— ABOUT THIS EXERCISE —
Nothing in the data is to be left out; copy it exactly.

[Data records for software interfaces]

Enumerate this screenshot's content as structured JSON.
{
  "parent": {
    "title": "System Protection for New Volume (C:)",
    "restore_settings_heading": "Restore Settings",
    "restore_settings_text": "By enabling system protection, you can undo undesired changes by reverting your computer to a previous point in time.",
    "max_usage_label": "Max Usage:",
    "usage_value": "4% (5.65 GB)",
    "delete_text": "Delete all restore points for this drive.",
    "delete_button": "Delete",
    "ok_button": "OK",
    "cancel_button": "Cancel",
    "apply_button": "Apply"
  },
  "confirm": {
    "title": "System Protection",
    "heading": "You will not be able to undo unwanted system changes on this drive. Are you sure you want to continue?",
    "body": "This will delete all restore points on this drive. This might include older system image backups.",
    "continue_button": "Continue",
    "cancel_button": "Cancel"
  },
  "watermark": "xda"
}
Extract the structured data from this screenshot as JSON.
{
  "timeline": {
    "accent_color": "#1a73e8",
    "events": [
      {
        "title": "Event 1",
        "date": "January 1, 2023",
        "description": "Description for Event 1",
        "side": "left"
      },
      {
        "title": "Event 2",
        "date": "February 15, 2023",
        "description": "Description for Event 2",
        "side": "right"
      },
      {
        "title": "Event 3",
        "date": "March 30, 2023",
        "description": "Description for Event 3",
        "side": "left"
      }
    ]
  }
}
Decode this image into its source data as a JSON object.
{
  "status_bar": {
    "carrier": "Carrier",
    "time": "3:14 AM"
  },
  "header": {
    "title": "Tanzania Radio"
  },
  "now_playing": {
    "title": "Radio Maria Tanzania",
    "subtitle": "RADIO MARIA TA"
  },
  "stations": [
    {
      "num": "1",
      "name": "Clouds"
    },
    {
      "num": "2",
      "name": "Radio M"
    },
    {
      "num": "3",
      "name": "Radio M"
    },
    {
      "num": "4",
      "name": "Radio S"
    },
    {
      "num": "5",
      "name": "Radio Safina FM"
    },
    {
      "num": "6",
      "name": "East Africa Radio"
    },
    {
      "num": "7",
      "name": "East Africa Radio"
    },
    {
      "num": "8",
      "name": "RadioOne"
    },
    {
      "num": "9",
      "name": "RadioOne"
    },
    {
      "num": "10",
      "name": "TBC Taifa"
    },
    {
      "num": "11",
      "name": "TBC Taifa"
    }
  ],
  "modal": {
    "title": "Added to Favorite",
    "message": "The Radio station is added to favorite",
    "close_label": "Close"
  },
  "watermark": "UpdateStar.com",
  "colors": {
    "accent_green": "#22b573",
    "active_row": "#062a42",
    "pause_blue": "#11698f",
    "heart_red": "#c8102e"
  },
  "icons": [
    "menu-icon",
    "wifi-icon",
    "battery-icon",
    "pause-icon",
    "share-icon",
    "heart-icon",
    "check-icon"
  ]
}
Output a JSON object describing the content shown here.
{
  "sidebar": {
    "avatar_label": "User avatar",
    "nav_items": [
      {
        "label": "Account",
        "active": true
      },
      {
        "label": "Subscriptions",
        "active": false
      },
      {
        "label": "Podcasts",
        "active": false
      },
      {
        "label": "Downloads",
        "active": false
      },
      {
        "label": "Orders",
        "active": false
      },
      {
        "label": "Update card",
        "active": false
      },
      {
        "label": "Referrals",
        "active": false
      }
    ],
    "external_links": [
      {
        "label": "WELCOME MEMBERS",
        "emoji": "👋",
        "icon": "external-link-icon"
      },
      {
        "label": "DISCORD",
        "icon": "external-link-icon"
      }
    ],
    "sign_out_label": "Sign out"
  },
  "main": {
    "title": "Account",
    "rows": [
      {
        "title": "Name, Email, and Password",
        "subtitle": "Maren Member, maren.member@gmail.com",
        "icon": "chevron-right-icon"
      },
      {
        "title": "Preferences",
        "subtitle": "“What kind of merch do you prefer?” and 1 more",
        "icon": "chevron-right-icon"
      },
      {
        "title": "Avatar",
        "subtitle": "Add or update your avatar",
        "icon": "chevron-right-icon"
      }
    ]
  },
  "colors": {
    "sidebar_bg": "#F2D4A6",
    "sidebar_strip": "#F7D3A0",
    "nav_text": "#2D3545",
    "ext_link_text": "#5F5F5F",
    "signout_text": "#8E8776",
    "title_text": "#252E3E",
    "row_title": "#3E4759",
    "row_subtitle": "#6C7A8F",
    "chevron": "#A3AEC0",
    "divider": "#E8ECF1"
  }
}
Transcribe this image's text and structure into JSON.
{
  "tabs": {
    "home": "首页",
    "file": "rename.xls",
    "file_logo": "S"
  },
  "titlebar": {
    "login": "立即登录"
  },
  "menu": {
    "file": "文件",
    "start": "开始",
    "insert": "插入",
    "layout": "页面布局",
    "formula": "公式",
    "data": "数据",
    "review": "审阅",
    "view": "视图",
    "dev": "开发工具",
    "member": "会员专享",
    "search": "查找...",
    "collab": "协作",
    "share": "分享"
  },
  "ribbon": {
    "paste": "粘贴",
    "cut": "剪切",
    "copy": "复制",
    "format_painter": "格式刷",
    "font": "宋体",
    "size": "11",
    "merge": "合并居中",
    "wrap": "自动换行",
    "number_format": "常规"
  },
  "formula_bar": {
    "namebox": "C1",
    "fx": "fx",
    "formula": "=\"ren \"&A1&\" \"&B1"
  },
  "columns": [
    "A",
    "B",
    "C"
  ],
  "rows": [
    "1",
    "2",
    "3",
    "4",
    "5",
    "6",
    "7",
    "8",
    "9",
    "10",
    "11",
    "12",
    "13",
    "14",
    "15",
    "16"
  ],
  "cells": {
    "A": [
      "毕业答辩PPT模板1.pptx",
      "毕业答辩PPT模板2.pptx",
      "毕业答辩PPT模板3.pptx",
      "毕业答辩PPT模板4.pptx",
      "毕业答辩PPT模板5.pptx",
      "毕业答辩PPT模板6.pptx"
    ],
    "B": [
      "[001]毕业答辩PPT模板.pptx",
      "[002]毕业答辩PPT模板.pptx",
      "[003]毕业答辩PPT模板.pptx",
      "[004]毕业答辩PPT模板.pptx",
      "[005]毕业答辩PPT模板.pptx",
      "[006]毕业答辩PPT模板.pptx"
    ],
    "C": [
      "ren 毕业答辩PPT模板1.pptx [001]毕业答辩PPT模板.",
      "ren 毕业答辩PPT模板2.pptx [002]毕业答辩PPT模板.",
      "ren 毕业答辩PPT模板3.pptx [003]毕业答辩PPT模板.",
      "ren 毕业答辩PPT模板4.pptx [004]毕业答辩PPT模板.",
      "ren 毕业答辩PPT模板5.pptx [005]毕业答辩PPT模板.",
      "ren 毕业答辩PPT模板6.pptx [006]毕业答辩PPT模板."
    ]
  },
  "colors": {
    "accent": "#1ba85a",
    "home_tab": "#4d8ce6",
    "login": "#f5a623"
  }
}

— ANSWER —
Enumerate this screenshot's content as structured JSON.
{
  "parent": {
    "title": "System Protection for New Volume (C:)",
    "restore_settings_heading": "Restore Settings",
    "restore_settings_text": "By enabling system protection, you can undo undesired changes by reverting your computer to a previous point in time.",
    "max_usage_label": "Max Usage:",
    "usage_value": "4% (5.65 GB)",
    "delete_text": "Delete all restore points for this drive.",
    "delete_button": "Delete",
    "ok_button": "OK",
    "cancel_button": "Cancel",
    "apply_button": "Apply"
  },
  "confirm": {
    "title": "System Protection",
    "heading": "You will not be able to undo unwanted system changes on this drive. Are you sure you want to continue?",
    "body": "This will delete all restore points on this drive. This might include older system image backups.",
    "continue_button": "Continue",
    "cancel_button": "Cancel"
  },
  "watermark": "xda"
}
Extract the structured data from this screenshot as JSON.
{
  "timeline": {
    "accent_color": "#1a73e8",
    "events": [
      {
        "title": "Event 1",
        "date": "January 1, 2023",
        "description": "Description for Event 1",
        "side": "left"
      },
      {
        "title": "Event 2",
        "date": "February 15, 2023",
        "description": "Description for Event 2",
        "side": "right"
      },
      {
        "title": "Event 3",
        "date": "March 30, 2023",
        "description": "Description for Event 3",
        "side": "left"
      }
    ]
  }
}
Decode this image into its source data as a JSON object.
{
  "status_bar": {
    "carrier": "Carrier",
    "time": "3:14 AM"
  },
  "header": {
    "title": "Tanzania Radio"
  },
  "now_playing": {
    "title": "Radio Maria Tanzania",
    "subtitle": "RADIO MARIA TA"
  },
  "stations": [
    {
      "num": "1",
      "name": "Clouds"
    },
    {
      "num": "2",
      "name": "Radio M"
    },
    {
      "num": "3",
      "name": "Radio M"
    },
    {
      "num": "4",
      "name": "Radio S"
    },
    {
      "num": "5",
      "name": "Radio Safina FM"
    },
    {
      "num": "6",
      "name": "East Africa Radio"
    },
    {
      "num": "7",
      "name": "East Africa Radio"
    },
    {
      "num": "8",
      "name": "RadioOne"
    },
    {
      "num": "9",
      "name": "RadioOne"
    },
    {
      "num": "10",
      "name": "TBC Taifa"
    },
    {
      "num": "11",
      "name": "TBC Taifa"
    }
  ],
  "modal": {
    "title": "Added to Favorite",
    "message": "The Radio station is added to favorite",
    "close_label": "Close"
  },
  "watermark": "UpdateStar.com",
  "colors": {
    "accent_green": "#22b573",
    "active_row": "#062a42",
    "pause_blue": "#11698f",
    "heart_red": "#c8102e"
  },
  "icons": [
    "menu-icon",
    "wifi-icon",
    "battery-icon",
    "pause-icon",
    "share-icon",
    "heart-icon",
    "check-icon"
  ]
}
Output a JSON object describing the content shown here.
{
  "sidebar": {
    "avatar_label": "User avatar",
    "nav_items": [
      {
        "label": "Account",
        "active": true
      },
      {
        "label": "Subscriptions",
        "active": false
      },
      {
        "label": "Podcasts",
        "active": false
      },
      {
        "label": "Downloads",
        "active": false
      },
      {
        "label": "Orders",
        "active": false
      },
      {
        "label": "Update card",
        "active": false
      },
      {
        "label": "Referrals",
        "active": false
      }
    ],
    "external_links": [
      {
        "label": "WELCOME MEMBERS",
        "emoji": "👋",
        "icon": "external-link-icon"
      },
      {
        "label": "DISCORD",
        "icon": "external-link-icon"
      }
    ],
    "sign_out_label": "Sign out"
  },
  "main": {
    "title": "Account",
    "rows": [
      {
        "title": "Name, Email, and Password",
        "subtitle": "Maren Member, maren.member@gmail.com",
        "icon": "chevron-right-icon"
      },
      {
        "title": "Preferences",
        "subtitle": "“What kind of merch do you prefer?” and 1 more",
        "icon": "chevron-right-icon"
      },
      {
        "title": "Avatar",
        "subtitle": "Add or update your avatar",
        "icon": "chevron-right-icon"
      }
    ]
  },
  "colors": {
    "sidebar_bg": "#F2D4A6",
    "sidebar_strip": "#F7D3A0",
    "nav_text": "#2D3545",
    "ext_link_text": "#5F5F5F",
    "signout_text": "#8E8776",
    "title_text": "#252E3E",
    "row_title": "#3E4759",
    "row_subtitle": "#6C7A8F",
    "chevron": "#A3AEC0",
    "divider": "#E8ECF1"
  }
}
Transcribe this image's text and structure into JSON.
{
  "tabs": {
    "home": "首页",
    "file": "rename.xls",
    "file_logo": "S"
  },
  "titlebar": {
    "login": "立即登录"
  },
  "menu": {
    "file": "文件",
    "start": "开始",
    "insert": "插入",
    "layout": "页面布局",
    "formula": "公式",
    "data": "数据",
    "review": "审阅",
    "view": "视图",
    "dev": "开发工具",
    "member": "会员专享",
    "search": "查找...",
    "collab": "协作",
    "share": "分享"
  },
  "ribbon": {
    "paste": "粘贴",
    "cut": "剪切",
    "copy": "复制",
    "format_painter": "格式刷",
    "font": "宋体",
    "size": "11",
    "merge": "合并居中",
    "wrap": "自动换行",
    "number_format": "常规"
  },
  "formula_bar": {
    "namebox": "C1",
    "fx": "fx",
    "formula": "=\"ren \"&A1&\" \"&B1"
  },
  "columns": [
    "A",
    "B",
    "C"
  ],
  "rows": [
    "1",
    "2",
    "3",
    "4",
    "5",
    "6",
    "7",
    "8",
    "9",
    "10",
    "11",
    "12",
    "13",
    "14",
    "15",
    "16"
  ],
  "cells": {
    "A": [
      "毕业答辩PPT模板1.pptx",
      "毕业答辩PPT模板2.pptx",
      "毕业答辩PPT模板3.pptx",
      "毕业答辩PPT模板4.pptx",
      "毕业答辩PPT模板5.pptx",
      "毕业答辩PPT模板6.pptx"
    ],
    "B": [
      "[001]毕业答辩PPT模板.pptx",
      "[002]毕业答辩PPT模板.pptx",
      "[003]毕业答辩PPT模板.pptx",
      "[004]毕业答辩PPT模板.pptx",
      "[005]毕业答辩PPT模板.pptx",
      "[006]毕业答辩PPT模板.pptx"
    ],
    "C": [
      "ren 毕业答辩PPT模板1.pptx [001]毕业答辩PPT模板.",
      "ren 毕业答辩PPT模板2.pptx [002]毕业答辩PPT模板.",
      "ren 毕业答辩PPT模板3.pptx [003]毕业答辩PPT模板.",
      "ren 毕业答辩PPT模板4.pptx [004]毕业答辩PPT模板.",
      "ren 毕业答辩PPT模板5.pptx [005]毕业答辩PPT模板.",
      "ren 毕业答辩PPT模板6.pptx [006]毕业答辩PPT模板."
    ]
  },
  "colors": {
    "accent": "#1ba85a",
    "home_tab": "#4d8ce6",
    "login": "#f5a623"
  }
}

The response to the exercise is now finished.